- _Task details_
Find every line in the entries that holds the string "JSON" and report it.

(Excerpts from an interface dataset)
==========
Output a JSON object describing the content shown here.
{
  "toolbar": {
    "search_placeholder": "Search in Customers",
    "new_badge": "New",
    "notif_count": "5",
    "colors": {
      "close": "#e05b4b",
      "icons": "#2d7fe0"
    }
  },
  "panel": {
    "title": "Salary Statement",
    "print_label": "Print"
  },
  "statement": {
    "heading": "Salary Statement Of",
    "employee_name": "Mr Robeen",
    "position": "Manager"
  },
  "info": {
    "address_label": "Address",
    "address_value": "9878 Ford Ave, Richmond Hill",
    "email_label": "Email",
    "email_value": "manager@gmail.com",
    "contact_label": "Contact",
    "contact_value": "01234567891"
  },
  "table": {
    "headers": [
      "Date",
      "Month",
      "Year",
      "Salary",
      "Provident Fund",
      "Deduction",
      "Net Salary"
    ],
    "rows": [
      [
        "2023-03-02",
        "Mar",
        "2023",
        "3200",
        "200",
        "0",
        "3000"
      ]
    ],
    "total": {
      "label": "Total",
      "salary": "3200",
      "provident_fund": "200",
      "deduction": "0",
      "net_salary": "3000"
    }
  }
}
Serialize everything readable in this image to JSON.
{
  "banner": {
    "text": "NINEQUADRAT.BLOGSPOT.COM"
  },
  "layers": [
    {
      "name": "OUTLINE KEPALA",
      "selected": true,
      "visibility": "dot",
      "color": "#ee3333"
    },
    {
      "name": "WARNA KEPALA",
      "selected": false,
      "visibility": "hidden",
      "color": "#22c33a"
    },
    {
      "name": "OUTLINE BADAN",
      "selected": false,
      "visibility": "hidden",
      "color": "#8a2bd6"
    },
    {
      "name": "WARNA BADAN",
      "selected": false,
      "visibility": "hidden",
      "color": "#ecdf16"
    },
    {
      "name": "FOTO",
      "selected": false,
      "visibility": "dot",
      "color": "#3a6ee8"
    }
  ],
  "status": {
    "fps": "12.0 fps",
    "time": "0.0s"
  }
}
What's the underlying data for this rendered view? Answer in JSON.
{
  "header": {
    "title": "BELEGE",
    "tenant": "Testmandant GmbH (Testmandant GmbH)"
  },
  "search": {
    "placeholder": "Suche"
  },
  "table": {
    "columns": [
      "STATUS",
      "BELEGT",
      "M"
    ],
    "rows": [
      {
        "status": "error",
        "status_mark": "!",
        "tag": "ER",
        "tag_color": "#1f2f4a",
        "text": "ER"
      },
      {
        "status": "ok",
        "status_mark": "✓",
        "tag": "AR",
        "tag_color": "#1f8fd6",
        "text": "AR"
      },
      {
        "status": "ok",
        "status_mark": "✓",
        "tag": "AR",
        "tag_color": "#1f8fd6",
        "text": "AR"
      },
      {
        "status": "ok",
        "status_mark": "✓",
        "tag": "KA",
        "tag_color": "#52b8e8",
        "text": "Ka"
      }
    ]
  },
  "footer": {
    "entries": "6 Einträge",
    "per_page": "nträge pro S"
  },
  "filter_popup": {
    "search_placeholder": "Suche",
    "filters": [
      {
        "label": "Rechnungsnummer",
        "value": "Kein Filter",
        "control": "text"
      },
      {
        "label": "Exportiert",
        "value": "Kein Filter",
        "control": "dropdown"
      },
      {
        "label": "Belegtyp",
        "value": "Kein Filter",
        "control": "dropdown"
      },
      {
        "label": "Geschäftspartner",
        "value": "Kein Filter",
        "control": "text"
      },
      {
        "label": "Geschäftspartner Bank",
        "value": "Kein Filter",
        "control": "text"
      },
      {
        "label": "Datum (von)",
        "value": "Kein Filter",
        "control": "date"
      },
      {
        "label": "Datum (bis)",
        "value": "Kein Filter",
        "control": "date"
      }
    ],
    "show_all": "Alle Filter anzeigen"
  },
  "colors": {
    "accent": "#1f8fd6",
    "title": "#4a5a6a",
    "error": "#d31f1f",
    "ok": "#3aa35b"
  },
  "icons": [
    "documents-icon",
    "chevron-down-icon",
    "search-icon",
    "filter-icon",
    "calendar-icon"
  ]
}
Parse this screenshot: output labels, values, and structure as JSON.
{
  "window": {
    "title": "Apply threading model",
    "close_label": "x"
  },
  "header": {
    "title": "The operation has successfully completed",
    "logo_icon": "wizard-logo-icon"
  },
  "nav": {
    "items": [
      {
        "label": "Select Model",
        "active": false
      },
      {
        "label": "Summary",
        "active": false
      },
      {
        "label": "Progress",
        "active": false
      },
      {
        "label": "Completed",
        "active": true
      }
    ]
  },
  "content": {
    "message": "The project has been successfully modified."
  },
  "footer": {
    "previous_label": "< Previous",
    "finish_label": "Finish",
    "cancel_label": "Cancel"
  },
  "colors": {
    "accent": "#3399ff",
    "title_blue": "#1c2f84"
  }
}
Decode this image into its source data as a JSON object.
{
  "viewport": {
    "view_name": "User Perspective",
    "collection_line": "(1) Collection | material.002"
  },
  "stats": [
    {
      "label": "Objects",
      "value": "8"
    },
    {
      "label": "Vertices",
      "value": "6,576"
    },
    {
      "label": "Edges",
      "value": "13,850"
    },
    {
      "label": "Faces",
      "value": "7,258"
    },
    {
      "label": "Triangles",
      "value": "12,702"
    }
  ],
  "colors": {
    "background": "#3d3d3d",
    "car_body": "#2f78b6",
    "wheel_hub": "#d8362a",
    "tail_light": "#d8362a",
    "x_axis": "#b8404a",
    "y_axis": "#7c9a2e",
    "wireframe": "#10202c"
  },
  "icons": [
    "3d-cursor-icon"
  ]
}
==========
- _Task solution_
Output a JSON object describing the content shown here.
Serialize everything readable in this image to JSON.
What's the underlying data for this rendered view? Answer in JSON.
Parse this screenshot: output labels, values, and structure as JSON.
Decode this image into its source data as a JSON object.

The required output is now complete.